Here we show results of the system run on a data collected on a parking lot at Carnegie Mellon University. The system runs in real time processing data from a live video feed or a video tape. The tracker and the event generator run on an 175 MHz R10000 SGI O2 machine. The parser runs on an 200 MHz R4400 SGI Indy.
The tracker runs at approximately 12 fps on 160x120 images. It generally exhibited unbroken tracks except in cases of occlusions and extreme lighting changes. The events were mapped using a hand-coded, probabilistic classifier for object type (e.g. car or person), which used the aspect ratio of the object.
The parser requires the interaction structure described to it in terms of Stochastic Context Free Grammar. A partial listing of the grammar employed by our system for the parking lot monitoring task is shown in figure 3. Labels in capitals are the non-terminals while the terminals, or primitives, are written in small letters. Square brackets enclose probabilities associated with each production rule. These probabilities reflect the typicality of the corresponding production rule and the sequence of primitives, which it represents.
The high-level non-terminals (CAR-THROUGH, PERSON-THROUGH, PERSON-IN, CAR-OUT, CAR-PICK and DROP-OFF) have associated semantic action blocks associated with them, which are not shown in the figure for brevity.
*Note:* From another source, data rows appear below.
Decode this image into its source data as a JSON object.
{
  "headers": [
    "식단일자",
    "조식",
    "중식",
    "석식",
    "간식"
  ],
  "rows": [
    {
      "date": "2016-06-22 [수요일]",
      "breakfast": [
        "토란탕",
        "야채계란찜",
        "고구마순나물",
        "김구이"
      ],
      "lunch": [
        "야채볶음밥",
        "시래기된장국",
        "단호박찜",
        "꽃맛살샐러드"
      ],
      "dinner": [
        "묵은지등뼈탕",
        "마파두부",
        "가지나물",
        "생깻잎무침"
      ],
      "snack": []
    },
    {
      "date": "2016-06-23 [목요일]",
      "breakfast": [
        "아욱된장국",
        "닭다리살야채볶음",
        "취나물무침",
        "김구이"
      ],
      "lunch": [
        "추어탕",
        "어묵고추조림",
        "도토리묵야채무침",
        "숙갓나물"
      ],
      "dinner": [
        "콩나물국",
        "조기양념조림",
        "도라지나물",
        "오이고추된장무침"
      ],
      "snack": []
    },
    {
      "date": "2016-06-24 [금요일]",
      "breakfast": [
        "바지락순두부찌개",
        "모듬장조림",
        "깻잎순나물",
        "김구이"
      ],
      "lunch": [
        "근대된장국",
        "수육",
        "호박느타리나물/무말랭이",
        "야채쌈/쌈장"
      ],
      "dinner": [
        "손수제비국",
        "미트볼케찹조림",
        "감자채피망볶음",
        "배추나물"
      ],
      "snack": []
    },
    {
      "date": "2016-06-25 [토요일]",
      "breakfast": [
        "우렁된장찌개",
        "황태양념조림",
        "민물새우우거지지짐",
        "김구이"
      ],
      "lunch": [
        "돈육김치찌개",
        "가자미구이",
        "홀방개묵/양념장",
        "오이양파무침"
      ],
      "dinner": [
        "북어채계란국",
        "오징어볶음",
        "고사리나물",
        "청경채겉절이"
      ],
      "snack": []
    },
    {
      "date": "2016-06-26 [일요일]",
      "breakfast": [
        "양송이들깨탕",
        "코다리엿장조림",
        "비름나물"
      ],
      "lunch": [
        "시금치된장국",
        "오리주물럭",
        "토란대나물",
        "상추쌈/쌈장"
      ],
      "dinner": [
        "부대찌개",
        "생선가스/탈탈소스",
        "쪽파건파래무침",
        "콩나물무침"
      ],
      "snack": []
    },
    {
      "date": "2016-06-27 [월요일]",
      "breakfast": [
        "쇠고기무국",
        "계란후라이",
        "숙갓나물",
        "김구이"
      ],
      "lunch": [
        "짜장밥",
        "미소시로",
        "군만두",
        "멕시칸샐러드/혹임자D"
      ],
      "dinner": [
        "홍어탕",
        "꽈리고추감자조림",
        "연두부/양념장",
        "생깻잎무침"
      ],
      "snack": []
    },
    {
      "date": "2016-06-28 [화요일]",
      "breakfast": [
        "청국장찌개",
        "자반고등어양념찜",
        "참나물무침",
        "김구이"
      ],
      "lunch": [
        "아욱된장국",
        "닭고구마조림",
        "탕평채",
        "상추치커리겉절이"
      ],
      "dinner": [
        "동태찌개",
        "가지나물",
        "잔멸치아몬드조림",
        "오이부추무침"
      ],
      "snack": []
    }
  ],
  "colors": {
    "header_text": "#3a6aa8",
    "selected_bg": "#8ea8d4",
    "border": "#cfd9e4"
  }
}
Each such action is a simple script which outputs the corresponding label (such asDROP-OFF), and all the available data, related to the non-terminal (e.g. starting and ending video frame or time- stamp). The semantic action is invoked when the final state is reached and the resulting maximum probability parse includes the corresponding non-terminal.
The production rule probabilities have been manually set to plausible values for this domain. Learning these probabilities is an interesting problem, which is planned for future work. However, our observations showed that the grammatical and spatial consistency requirements eliminate the majority of incorrect interpretations. This results in our system being quite insensitive to the precise values of these probabilities.
The test data consisted of approximately 15 minutes of video, showing several high level events such as drop-off and pick-up. The events were staged in the real environment, where the real traffic was present concurrently with the staged events. The only reason for staging the events was to have more examples within 15 minutes of video. The drop-offs and pick-ups were performed by people unfamiliar with the system. The resulting parses were output in the real time. In figures 5 a) - e) we show a sequence of 5 consecutive detections of high level events. The sequence shown in the figure, demonstrates the capability of the system to parse concurrent activities and interactions. The main event in this sequence is the DROP-OFF. While monitoring this activity, the system also detected unrelated high level events: 2 instances of CAR-THROUGH and a PERSON-THROUGH event. The figure 5 f) shows the temporal extent of activities, shown iconically in figures 5 a)-e).
All of these parses can be traced down to the primitives, which hold the track data. Consequently, the complete track can be reconstructed, as shown by white traces in figures 5 a) - e). In the longest segment of video, the event generator produces between 150 and 200 events; the exact count depends upon the reaction of the tracker to video noise. After tuning the environment map used by the event generator to convert tracks to events, all the high level interactions were correctly detected.